Granted, much of my enjoyment comes from performance fabrics, appropriate footwear and layers of warm clothing.  I test myself against the rigors of the season intentionally, fortunate that I don’t have to be tested by an inability to be prepared.  There are unfortunate people who dread winter, unable to afford heating or enough food or even shelter.  I can’t imagine living just a bit removed from our ancestral caves, surrounded by a modern society finding winter a temporary inconvenience.  My perception of winter would be radically different if from a steam grate or corner of a bus station or in the back seat of a car that served as living quarters.

Being able to get out with my camera gear and compose images while inside of my high tech cocoon is not something I think lightly about, regardless of how I seem to talk about the season.  It’s hard on people and animals, the brutal relentlessness of evolution, biology and physics.  Keep that in mind when you have the opportunity to help someone or something less able to manage winter.

Break out your whittling knife

This winter has delivered a significant amount of snow to our part of Wisconsin, enough so the long time residents are starting to comment about it.  Our white Christmas has become a white winter.  Since I always think of the season in terms of snow this is great for me.

But what do you do with these piles of snow?

Obviously, hold a snow sculpting contest.  Turn all that snow into works of art for people to ooh and aah about.  And that’s exactly what happened this weekend on the water’s edge (well, the ice’s edge) at Lake Geneva.  Apparently it’s not the first time a bunch of crazy people have gotten together to celebrate the frozen stuff, either.  Read about it here.

And we’re not talking about really fancy “stack some big snowballs to make a snowman” sculpting.  These teams really get into the design and details of some pretty elaborate creations.  These would do justice to any other, more permanent medium but these people chose the more temporally (and temperature) challenged substance that’s lying around this time of year.

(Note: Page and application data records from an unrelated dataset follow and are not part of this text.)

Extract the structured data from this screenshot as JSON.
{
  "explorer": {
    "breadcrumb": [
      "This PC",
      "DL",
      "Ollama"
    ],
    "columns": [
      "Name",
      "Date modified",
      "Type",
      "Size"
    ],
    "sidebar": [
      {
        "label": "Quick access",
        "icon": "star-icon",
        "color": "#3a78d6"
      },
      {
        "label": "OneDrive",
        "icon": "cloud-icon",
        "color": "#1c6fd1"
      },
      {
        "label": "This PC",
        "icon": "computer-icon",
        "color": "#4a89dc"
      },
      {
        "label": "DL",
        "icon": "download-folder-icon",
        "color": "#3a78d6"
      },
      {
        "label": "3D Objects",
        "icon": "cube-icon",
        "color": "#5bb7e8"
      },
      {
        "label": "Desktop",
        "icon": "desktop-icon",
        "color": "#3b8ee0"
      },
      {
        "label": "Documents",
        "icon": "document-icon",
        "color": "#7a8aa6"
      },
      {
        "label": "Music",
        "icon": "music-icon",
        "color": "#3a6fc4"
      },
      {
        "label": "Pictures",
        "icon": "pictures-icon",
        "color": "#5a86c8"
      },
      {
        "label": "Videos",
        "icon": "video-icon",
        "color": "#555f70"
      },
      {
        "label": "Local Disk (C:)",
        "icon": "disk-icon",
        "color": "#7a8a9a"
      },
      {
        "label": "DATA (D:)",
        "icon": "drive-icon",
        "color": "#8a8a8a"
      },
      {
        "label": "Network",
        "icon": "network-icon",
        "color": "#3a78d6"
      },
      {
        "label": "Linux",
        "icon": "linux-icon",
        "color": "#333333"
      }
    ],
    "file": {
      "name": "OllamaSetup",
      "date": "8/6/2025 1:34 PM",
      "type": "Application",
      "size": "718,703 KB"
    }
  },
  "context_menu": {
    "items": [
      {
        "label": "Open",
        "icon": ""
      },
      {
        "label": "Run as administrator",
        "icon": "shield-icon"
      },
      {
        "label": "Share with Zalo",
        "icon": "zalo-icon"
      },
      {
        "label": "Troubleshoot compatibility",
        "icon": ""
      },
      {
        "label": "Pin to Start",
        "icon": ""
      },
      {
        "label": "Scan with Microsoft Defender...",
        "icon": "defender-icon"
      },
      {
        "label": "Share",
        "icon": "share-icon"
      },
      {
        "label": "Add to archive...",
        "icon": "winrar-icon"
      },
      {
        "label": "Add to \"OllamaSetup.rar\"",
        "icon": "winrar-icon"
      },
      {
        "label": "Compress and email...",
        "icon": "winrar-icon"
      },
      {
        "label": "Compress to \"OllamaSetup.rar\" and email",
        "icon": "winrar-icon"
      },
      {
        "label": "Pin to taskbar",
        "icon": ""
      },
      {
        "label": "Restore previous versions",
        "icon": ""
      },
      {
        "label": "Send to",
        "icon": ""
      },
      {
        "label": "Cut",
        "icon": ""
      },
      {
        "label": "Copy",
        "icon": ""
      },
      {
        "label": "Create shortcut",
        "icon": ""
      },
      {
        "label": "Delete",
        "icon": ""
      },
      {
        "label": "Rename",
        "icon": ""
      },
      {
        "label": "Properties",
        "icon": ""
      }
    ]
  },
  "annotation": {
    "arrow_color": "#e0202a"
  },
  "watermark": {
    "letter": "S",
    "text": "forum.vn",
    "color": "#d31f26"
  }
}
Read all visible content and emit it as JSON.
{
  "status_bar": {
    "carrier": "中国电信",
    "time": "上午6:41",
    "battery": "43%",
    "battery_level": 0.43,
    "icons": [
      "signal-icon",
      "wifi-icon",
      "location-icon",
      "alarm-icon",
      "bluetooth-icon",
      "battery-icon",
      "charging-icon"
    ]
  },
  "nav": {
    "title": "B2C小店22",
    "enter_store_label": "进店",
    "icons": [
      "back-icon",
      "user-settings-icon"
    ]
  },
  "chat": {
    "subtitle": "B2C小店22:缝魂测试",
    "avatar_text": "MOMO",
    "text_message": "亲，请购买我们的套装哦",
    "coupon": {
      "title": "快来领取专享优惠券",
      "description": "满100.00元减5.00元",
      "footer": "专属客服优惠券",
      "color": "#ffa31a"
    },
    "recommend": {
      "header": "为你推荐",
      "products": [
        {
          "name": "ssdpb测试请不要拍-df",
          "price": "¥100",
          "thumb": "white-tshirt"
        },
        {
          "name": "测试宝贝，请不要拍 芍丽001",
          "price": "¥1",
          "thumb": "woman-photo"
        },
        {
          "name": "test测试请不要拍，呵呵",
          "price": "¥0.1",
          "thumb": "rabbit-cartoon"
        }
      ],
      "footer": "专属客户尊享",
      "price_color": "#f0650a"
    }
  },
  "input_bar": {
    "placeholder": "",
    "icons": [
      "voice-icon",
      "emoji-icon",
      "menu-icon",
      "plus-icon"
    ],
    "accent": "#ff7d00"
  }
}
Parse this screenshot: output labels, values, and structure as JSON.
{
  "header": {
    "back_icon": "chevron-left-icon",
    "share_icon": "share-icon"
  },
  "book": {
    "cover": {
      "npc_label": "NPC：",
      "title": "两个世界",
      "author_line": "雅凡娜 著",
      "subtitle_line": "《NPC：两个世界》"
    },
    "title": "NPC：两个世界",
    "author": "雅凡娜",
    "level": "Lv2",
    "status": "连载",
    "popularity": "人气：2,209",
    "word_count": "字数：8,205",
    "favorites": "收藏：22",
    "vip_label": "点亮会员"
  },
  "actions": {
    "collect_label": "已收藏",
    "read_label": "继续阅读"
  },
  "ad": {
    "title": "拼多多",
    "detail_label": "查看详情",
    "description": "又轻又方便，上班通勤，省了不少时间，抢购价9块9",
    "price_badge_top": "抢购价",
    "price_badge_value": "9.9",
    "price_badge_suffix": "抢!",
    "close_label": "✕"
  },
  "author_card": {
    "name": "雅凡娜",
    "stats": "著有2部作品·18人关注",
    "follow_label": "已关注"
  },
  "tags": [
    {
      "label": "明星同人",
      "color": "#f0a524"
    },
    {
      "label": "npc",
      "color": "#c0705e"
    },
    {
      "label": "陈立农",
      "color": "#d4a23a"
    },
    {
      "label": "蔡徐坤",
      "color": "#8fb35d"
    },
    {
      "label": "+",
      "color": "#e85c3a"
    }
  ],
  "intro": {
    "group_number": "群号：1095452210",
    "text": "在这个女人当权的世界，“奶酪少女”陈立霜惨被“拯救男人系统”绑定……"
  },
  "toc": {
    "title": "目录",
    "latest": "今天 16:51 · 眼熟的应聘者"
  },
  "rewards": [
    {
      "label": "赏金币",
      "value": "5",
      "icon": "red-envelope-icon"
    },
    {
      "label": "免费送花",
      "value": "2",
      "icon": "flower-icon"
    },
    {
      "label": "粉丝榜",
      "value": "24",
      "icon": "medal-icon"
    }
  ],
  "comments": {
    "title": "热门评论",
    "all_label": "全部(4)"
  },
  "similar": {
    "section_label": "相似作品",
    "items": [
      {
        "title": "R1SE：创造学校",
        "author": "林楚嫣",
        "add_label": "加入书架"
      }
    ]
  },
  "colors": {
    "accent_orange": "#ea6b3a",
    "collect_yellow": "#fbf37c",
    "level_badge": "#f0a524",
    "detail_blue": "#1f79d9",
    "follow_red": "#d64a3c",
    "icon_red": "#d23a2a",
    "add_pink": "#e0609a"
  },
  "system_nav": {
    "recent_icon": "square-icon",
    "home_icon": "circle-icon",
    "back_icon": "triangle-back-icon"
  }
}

Local people bored with winter?  Oh, no.  Teams this year from Alaska, Colorado, Vermont, Nebraska, Michigan and other states worked their way from regional and state competitions to come to Wisconsin and compete for the national title.  And just to make them feel welcome, there were three hard-working Wisconsin teams right there with them.

You may be thinking how much work can this be, piling up a little snow and carving out some castles and such?  Well, start with a silo of snow nine feet tall.  Now remove all the snow you don’t need to make your creation.  And details count.

Here are some of my favorites.  Enjoy.

Macro study

Been playing around with tabletop compositions (much warmer inside than out in Wisconsin these days).  It’s fun to work on different distances to see what close vs far does for the subject.  I wonder if there isn’t a sweet spot for any subject, be it tiny objects, beautiful models or grand landscapes, and one objective for the photographer is to tap into that as part of the creative process.

I guess the distance is a function of the story you want the subject to be telling.  Close gives an intimate sense of being a part of the scene, a look into a world that resides right under our noses but is usually passed over in lieu of the more macro world.  Backing up some to see that larger scene gives a sense of place, a context for the subject to reside in and on.  Pulling back more to see the whole object reveals what it is and some of what its function may be at the time.

Part of this study was to simply use a different background.  I usually place objects on a black cloth but have been wanting to work on shadows.  Hard to reverse out shadows (wouldn’t that be cool, though; white shadows on a black background) so I got a white cloth instead.  Now I can use my light modifiers in a greater way, to control light on the subject and shadow.